# [TO DO]
How many lines in the listing contain the word "آموزشی"? Reply with the number alone.

# [PROVIDED ENTRIES]
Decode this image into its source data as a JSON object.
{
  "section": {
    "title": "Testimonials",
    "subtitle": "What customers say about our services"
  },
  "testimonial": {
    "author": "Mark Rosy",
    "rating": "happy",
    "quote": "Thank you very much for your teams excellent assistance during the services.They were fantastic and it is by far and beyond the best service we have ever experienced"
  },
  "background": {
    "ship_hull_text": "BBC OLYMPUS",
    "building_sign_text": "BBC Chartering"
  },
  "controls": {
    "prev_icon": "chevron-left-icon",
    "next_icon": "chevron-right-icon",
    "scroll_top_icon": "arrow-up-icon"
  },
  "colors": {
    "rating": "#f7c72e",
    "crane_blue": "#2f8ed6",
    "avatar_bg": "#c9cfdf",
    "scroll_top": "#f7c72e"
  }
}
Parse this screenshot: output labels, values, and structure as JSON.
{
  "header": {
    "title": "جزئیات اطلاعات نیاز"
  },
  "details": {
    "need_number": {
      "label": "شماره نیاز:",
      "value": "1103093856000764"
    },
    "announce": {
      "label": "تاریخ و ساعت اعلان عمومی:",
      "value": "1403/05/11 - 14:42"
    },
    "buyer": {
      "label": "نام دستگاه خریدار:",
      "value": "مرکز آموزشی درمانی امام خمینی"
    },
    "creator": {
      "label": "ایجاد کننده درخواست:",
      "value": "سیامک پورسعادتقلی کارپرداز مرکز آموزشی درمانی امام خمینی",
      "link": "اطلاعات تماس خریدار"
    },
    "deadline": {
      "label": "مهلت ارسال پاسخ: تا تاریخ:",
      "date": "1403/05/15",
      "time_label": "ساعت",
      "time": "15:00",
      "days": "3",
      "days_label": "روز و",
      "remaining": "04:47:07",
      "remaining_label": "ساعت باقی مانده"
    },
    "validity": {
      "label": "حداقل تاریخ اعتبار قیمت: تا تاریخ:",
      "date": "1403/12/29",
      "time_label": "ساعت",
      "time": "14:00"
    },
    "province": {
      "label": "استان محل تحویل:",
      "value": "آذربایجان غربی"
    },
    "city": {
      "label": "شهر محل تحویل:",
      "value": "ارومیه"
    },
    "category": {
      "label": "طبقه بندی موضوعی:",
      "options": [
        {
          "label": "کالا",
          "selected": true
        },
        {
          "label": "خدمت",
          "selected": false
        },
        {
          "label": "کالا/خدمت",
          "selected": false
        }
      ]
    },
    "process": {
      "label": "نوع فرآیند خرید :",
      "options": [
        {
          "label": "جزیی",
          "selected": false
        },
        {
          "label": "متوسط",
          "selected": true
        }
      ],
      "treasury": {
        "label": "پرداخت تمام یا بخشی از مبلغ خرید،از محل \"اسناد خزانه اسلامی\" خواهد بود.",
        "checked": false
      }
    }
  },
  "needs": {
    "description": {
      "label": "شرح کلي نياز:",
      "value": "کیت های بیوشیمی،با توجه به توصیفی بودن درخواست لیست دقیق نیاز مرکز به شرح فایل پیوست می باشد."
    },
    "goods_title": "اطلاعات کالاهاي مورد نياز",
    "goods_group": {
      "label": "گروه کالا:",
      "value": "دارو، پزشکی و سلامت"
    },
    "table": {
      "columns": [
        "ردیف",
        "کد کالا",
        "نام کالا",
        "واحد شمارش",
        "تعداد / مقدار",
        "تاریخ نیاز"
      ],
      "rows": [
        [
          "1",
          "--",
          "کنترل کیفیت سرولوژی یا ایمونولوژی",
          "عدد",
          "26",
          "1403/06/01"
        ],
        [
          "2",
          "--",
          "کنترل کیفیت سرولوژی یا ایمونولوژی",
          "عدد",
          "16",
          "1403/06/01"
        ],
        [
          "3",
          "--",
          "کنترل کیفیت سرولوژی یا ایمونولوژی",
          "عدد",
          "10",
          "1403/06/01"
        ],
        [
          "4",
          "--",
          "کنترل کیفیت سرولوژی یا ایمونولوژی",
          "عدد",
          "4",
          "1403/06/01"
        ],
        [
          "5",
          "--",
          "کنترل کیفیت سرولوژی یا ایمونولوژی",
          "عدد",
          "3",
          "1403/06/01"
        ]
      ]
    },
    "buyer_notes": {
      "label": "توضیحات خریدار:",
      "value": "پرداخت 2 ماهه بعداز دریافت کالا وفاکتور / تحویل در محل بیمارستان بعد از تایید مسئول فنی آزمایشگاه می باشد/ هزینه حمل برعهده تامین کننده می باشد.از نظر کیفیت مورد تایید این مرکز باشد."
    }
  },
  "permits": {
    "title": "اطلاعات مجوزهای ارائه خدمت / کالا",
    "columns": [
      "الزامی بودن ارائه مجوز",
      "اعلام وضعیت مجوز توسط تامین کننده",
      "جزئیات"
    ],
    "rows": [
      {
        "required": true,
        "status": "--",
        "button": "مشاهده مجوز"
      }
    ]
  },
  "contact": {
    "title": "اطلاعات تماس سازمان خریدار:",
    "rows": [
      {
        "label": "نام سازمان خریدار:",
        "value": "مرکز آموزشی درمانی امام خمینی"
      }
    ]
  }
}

# [WRITTEN SOLUTION]
3